43.  Peach Country by Nondwe Mpuma

Publisher: Uhlanga

Nondwe Mpuma’s imagistic poetry is a meditation on experiences and ideas drawn from the rural worlds of her Eastern Cape birthplace.

44.  A History of Disappearance by Sarah Lubala

Publisher: Botsotso Pub

Lubala’s family fled the Democratic Republic of Congo two decades ago. In this collection, she explores the violence of displacement in women’s lives.

45.  Bless the Daughter Raised by a Voice in Her Head by Warsan Shire

Publisher: Random House

Shire’s first collection since she collaborated with Beyoncé on Lemonade and Black Is King is a powerful reflection on womanhood amid displacement.

46.  Girls that Never Die by Safia Elhillo

Publisher: One World

Elhillo uses the epic form to expose the dangers of silence in a culture where women’s trauma is often repressed.

47.  Against Heaven by Kemi Alabi

Publisher: Graywolf Press

Against Heaven challenges common beliefs about God, heaven, religion and calls for new frames for making sense of our world.

48.  Quiet by Victoria Adukwei Bulley

Publisher: Faber Books

Bulley is a Young Barbican alumna. Her debut collection is a powerful reflection on the significance of silence and stillness in our increasingly noisy world.

49.  An/Other Pastoral by Tjawangwa Dema | Illustrated by Tebogo Cranwell

Publisher: No Bindings Press

Motswana poet TJ Dema combines history and race with the climate crisis to create riveting poetry that brings an African ecopoetics perspective to our changing world.

50. A is for Acholi by Otoniya J Okot Bitek

Publisher: Wolsak and Wynn 

In this collection, Bitek centres Acholi culture and experience in the context of displacement, the politics of language, and legacies of colonialism.

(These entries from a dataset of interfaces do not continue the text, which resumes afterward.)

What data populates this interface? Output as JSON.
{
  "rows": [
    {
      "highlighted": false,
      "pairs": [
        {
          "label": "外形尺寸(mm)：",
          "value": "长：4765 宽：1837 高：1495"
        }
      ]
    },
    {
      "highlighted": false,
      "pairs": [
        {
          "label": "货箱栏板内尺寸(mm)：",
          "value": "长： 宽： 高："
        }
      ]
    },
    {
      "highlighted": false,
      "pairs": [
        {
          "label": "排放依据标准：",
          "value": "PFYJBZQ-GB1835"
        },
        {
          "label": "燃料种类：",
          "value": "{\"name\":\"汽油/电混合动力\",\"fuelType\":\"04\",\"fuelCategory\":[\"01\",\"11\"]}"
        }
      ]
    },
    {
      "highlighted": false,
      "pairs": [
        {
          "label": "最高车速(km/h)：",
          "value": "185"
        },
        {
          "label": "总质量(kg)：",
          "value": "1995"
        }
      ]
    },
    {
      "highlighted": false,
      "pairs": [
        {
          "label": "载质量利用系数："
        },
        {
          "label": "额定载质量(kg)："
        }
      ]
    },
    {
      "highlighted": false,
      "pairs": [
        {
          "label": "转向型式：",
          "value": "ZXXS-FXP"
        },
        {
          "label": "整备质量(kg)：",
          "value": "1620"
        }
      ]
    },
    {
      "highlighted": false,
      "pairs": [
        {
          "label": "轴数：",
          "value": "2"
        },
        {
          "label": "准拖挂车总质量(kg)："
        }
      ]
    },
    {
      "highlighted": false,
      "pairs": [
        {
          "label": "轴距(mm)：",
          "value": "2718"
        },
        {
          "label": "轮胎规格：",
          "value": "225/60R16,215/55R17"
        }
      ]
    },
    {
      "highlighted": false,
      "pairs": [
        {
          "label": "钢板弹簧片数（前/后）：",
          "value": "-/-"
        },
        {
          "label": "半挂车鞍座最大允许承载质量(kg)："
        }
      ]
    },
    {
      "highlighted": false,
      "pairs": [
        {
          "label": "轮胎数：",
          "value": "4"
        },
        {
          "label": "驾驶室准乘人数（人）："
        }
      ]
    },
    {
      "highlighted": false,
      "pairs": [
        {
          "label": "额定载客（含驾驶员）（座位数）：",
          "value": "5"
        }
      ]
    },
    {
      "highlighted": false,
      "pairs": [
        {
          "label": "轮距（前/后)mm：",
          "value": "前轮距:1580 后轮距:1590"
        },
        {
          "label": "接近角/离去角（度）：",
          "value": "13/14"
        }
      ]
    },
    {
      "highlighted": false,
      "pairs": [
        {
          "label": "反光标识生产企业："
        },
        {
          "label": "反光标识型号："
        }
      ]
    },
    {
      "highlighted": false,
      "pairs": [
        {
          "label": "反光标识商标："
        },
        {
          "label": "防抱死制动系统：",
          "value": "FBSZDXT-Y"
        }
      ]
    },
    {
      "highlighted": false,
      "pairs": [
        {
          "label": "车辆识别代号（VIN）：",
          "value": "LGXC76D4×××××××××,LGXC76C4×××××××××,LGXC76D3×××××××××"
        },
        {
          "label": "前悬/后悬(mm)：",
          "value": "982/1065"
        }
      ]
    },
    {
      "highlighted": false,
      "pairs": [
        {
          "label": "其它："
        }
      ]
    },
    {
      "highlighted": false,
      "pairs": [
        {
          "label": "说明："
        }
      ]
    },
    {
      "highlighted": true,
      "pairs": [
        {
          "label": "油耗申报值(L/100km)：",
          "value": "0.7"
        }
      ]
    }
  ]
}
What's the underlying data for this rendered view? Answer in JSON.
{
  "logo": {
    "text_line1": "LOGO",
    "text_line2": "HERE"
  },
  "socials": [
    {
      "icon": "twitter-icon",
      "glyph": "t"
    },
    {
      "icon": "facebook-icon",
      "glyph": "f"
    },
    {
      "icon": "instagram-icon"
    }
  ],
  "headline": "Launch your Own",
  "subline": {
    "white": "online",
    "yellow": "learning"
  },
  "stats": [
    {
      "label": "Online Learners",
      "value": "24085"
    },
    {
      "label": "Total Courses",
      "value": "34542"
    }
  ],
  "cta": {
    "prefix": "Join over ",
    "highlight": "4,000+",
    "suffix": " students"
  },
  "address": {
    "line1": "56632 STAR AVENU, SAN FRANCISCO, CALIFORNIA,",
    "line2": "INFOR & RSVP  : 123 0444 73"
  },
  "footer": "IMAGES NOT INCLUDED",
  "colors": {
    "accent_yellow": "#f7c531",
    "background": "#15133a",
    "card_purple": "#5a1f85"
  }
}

To read the full list of 100 Notable African books, visit Brittle Paper.